Ostriches are classified in the phylum
subphylum Vertebrata, class Aves, order Struthioniformes, family
is the common name for a large, flightless bird. Now found only in Africa,
fossils indicate that the ostrich once also lived throughout Europe and
Asia. Ostriches are the largest and strongest of living birds, attaining a
height from crown to foot of about 2.4 m (about 8 ft) and a weight of up
to 136 kg (300 lb). They have long necks and small heads, with large eyes
and short, broad beaks. They spread their small wings when running and
have long, powerful legs that are used for defense. The feet have only two
toes. Male ostriches are black, with white wings and tail. The white
feathers of the male, which are large and soft, are the ostrich plumes of
commercial value. The female is a dull grayish brown.
Ostriches are rapid runners and can attain about 65 km/h (about 40 mph).
The males are polygamous and travel about in hot, sandy areas with three
or four females, or in groups of four or five males accompanied by mates
and young. The females lay their yellowish-white eggs together in a
single large depression in the sand. The eggs weigh about 1.4 kg (about
3 lb) each and have a volume of about 1.4 liters (about 3 pt). The male
sits on them at night, and the female incubates them by day.
the last half of the 19th century ostrich farming, or the breeding of
domesticated ostriches for their plumes, was carried on extensively in
South Africa, Algeria, Australia, France, and the United States. Ostrich
plumes were used in hat making and dressmaking. Farming declined as the
demand for ostrich plumes became almost negligible; however, the
introduction of ostrich hide as a luxury leather has renewed interest in
ostrich farming. (after Microsoft Encarta on-line

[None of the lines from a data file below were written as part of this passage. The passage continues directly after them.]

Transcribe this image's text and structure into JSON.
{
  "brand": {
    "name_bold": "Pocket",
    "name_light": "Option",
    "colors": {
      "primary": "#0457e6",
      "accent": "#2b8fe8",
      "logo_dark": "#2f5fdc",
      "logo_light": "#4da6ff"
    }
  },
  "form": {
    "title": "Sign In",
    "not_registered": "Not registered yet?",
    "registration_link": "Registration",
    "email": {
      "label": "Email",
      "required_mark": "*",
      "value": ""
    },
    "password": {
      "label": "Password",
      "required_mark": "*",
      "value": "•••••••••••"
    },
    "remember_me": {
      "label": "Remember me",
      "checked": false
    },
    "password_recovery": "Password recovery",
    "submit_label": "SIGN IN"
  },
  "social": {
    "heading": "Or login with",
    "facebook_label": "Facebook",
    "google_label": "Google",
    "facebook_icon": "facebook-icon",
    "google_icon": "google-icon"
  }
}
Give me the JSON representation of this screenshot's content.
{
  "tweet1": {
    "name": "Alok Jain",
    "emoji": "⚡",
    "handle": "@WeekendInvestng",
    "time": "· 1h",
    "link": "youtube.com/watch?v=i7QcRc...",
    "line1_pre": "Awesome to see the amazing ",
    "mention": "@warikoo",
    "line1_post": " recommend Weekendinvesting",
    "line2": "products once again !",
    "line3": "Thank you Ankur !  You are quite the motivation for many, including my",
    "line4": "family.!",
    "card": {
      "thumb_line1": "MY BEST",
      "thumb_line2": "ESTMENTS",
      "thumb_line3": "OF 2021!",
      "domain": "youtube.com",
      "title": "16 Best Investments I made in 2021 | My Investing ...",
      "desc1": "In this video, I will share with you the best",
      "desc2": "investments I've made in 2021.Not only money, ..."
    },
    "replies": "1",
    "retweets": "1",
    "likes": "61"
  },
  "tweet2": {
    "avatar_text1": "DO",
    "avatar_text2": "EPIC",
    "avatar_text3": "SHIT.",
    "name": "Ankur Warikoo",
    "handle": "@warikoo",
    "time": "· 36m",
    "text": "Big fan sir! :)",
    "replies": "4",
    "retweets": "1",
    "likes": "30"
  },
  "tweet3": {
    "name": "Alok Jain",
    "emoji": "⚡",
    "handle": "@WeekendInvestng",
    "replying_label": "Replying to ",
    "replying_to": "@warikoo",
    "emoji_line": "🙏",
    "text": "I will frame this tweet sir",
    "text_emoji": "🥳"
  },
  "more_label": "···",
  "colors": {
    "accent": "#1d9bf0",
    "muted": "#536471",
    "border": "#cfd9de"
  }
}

The selection of Spanish Sahara issues, dedicated to ostriches,
covers the 1940th to the 1960th years.
Credits: many thanks to Tracy Barber
(USA) for the scans.